17 doctors weighed in:

What is used for local anesthesia?

17 doctors weighed in
Dr. Marc Abramson
Anesthesiology
8 doctors agree

In brief: Local anesthetics

There are many LAs (local anesthetics) that are used.
Lidocaine, Tetracaine, Bupivacaine are just a few.

In brief: Local anesthetics

There are many LAs (local anesthetics) that are used.
Lidocaine, Tetracaine, Bupivacaine are just a few.
Dr. Marc Abramson
Dr. Marc Abramson
Thank
Dr. Orrin Ailloni-Charas
Anesthesiology
6 doctors agree

In brief: Local anesthetics

Lidocaine, bupivicaine, tetracaine, mepivicaine, ropivicaine, etc.

In brief: Local anesthetics

Lidocaine, bupivicaine, tetracaine, mepivicaine, ropivicaine, etc.
Dr. Orrin Ailloni-Charas
Dr. Orrin Ailloni-Charas
Thank
Dr. Mitchell Zeitler
Anesthesiology
3 doctors agree

In brief: Drugs

That prevent the "firing" of the nerve.
They do this by neutralizing the propagation of the impulse down the axon of the nerve. Locals such as Lidocaine (lignocaine in europe) or tetracaine or procaine but some people feel that simply injecting any safe liquid into the tissues can do this, such as saline--although i would stick with the better suited local anesthetics.

In brief: Drugs

That prevent the "firing" of the nerve.
They do this by neutralizing the propagation of the impulse down the axon of the nerve. Locals such as Lidocaine (lignocaine in europe) or tetracaine or procaine but some people feel that simply injecting any safe liquid into the tissues can do this, such as saline--although i would stick with the better suited local anesthetics.
Dr. Mitchell Zeitler
Dr. Mitchell Zeitler
Thank
Dr. Richard Pollard
Anesthesiology
1 doctor agrees

In brief: See below

The medications used for local anesthesia vary in type and specificity depending on the location being treated.
These medications are loosely grouped in to either an ester or amide local anesthetics based on their chemical nature and make-up. Your anesthesiologist will be able to discuss these chemical in detail for you.

In brief: See below

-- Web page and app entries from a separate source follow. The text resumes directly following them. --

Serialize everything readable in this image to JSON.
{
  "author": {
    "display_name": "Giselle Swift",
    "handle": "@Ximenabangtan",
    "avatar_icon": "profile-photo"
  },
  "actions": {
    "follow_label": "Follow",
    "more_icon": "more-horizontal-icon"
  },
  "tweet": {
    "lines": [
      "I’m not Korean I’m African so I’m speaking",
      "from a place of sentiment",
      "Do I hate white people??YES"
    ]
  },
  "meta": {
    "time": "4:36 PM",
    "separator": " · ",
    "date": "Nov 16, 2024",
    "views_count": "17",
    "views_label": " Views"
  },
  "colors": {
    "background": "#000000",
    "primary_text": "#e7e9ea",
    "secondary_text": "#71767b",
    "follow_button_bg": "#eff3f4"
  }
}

The medications used for local anesthesia vary in type and specificity depending on the location being treated.
These medications are loosely grouped in to either an ester or amide local anesthetics based on their chemical nature and make-up. Your anesthesiologist will be able to discuss these chemical in detail for you.
Dr. Richard Pollard
Dr. Richard Pollard
Thank
Read more answers from doctors